I have had the luxury of being able to show horses and attend horse shows most of my life. I’ve loved it and I’ve not loved it. I’ve seen good and I’ve seen bad. I’ve handled situations in ways I’m really proud of, and in ways I wish I’d done things differently. I’ve seen the whole range of emotions from riders at show, myself included….happy, sad, disappointed, angry, frustrated, you name it I’ve seen it. Thankfully, I’ve seen much more great stuff than bad stuff, but the bad stuff is what tends to stick with me. Once when I was young I saw a girl place in the top 5 on her horse (worth well over $50,000) and she was so angry that when she walked out of the class she just got off and walked away. She left her horse standing there loose while she threw a fit. Her mom and trainer had to run up and grab the perfectly calm, sweet, gelding and then “console” her. This made a huge impression on me because her horse was like a dream horse in my eyes. I couldn’t see how anyone could do that…I still can’t. I’ve seen a lot of other instances like this, but I won’t bore you with those details. This weekend I attended a horse show at the Desert International Horse Park. This is where the top hunter jumper horses and riders in the nation compete every year. It’s prestigious, full of nice horses, and at this show a fifty thousand dollar horse would be considered more of a prospect.
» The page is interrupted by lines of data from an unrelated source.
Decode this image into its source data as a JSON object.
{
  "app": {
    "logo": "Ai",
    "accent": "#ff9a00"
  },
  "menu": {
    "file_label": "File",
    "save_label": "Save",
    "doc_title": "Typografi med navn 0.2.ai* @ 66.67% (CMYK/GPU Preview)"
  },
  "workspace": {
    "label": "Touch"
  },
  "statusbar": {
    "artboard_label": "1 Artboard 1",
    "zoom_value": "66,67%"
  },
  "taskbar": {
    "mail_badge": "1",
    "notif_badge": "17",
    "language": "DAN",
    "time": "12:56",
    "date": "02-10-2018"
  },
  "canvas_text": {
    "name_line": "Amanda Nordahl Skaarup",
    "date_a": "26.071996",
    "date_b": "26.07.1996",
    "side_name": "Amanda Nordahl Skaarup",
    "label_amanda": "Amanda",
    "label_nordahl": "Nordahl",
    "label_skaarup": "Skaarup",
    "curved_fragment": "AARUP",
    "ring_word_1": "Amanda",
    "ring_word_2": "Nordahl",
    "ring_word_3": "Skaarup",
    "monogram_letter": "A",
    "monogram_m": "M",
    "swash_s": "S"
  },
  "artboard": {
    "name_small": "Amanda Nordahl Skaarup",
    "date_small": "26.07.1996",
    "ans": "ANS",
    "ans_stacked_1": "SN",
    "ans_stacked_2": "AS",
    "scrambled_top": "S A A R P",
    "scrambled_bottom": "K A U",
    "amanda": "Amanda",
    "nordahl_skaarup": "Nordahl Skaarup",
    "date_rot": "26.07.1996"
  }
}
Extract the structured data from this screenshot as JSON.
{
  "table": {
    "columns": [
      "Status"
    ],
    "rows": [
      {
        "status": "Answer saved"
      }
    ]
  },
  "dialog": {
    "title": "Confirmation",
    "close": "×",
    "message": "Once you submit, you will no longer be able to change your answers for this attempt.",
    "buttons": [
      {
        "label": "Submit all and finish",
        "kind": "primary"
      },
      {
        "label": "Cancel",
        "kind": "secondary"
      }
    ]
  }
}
The caliber of horses is top-notch.
My daughter and I were walking by one of the practice rings and I heard a crash. I turned to see a jump had fallen down and right in front of it a gorgeous black hunter mare with her rider sitting on her neck. I also noticed that the horse was holding up its left hind leg for a bit then finally put it down but kept it rested. The trainer and groom that rushed over to the woman rescue didn’t seem to notice the horse’s leg in the air or resting so I stayed to make sure the horse trotted off sound. I didn’t blame them for not noticing, they were in the middle of talking to the client who was obviously shaken. She could have been like that girl I mentioned above and thrown a tantrum, I’ve seen plenty of adults do it too, but she talked calmly with her trainer while she regained her composure and her confidence. There was another thing different about this situation, I noticed the groom was stroking the mare’s face, talking sweetly to her, and there was kindness. I couldn’t hear what they were saying, but I could tell by their body language that nobody was blaming the horse for what had just happened. When the woman finally trotted off, the horse was sound, but what caught me by surprise is what she said to her horse. She said “I’m sorry, do you forgive me?” Those words almost made me cry.
In all my years showing I’ve never heard anyone apologize to their horse in a more perfect way and I was so thankful that my 7-year-old daughter got to hear her say that too. This will be a good memory that sticks with me and with her as well. It will be something we always remember, and something I hope to emulate. With riding we all make mistakes, and it’s so important to remember that it’s not always the horse’s fault. So from now on I will be saying I’m sorry to my horse. I guess I could have titled this article “I’m sorry, do you forgive me?” Either way please SHARE this on Facebook if you love horses!